◆ **Problem statement**: Output the records exactly, and drop each picture.

Stored dataset items
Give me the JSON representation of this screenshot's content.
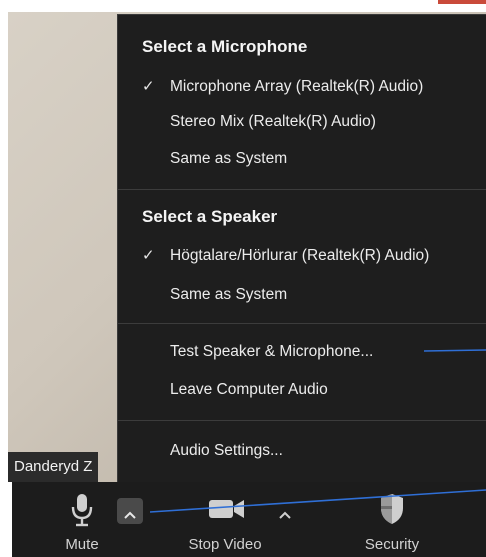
{
  "participant_name": "Danderyd Z",
  "audio_menu": {
    "microphone_heading": "Select a Microphone",
    "microphones": [
      {
        "label": "Microphone Array (Realtek(R) Audio)",
        "checked": true
      },
      {
        "label": "Stereo Mix (Realtek(R) Audio)",
        "checked": false
      },
      {
        "label": "Same as System",
        "checked": false
      }
    ],
    "speaker_heading": "Select a Speaker",
    "speakers": [
      {
        "label": "Högtalare/Hörlurar (Realtek(R) Audio)",
        "checked": true
      },
      {
        "label": "Same as System",
        "checked": false
      }
    ],
    "check_mark": "✓",
    "test_label": "Test Speaker & Microphone...",
    "leave_label": "Leave Computer Audio",
    "settings_label": "Audio Settings..."
  },
  "toolbar": {
    "mute_label": "Mute",
    "stop_video_label": "Stop Video",
    "security_label": "Security"
  },
  "icons": {
    "mic": "microphone-icon",
    "video": "video-camera-icon",
    "security": "shield-icon",
    "caret": "chevron-up-icon"
  },
  "colors": {
    "menu_bg": "#1e1e1e",
    "toolbar_bg": "#1c1c1c",
    "annotation_line": "#2f6fd6"
  }
}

◆ **Response box**:
Give me the JSON representation of this screenshot's content.
{
  "participant_name": "Danderyd Z",
  "audio_menu": {
    "microphone_heading": "Select a Microphone",
    "microphones": [
      {
        "label": "Microphone Array (Realtek(R) Audio)",
        "checked": true
      },
      {
        "label": "Stereo Mix (Realtek(R) Audio)",
        "checked": false
      },
      {
        "label": "Same as System",
        "checked": false
      }
    ],
    "speaker_heading": "Select a Speaker",
    "speakers": [
      {
        "label": "Högtalare/Hörlurar (Realtek(R) Audio)",
        "checked": true
      },
      {
        "label": "Same as System",
        "checked": false
      }
    ],
    "check_mark": "✓",
    "test_label": "Test Speaker & Microphone...",
    "leave_label": "Leave Computer Audio",
    "settings_label": "Audio Settings..."
  },
  "toolbar": {
    "mute_label": "Mute",
    "stop_video_label": "Stop Video",
    "security_label": "Security"
  },
  "icons": {
    "mic": "microphone-icon",
    "video": "video-camera-icon",
    "security": "shield-icon",
    "caret": "chevron-up-icon"
  },
  "colors": {
    "menu_bg": "#1e1e1e",
    "toolbar_bg": "#1c1c1c",
    "annotation_line": "#2f6fd6"
  }
}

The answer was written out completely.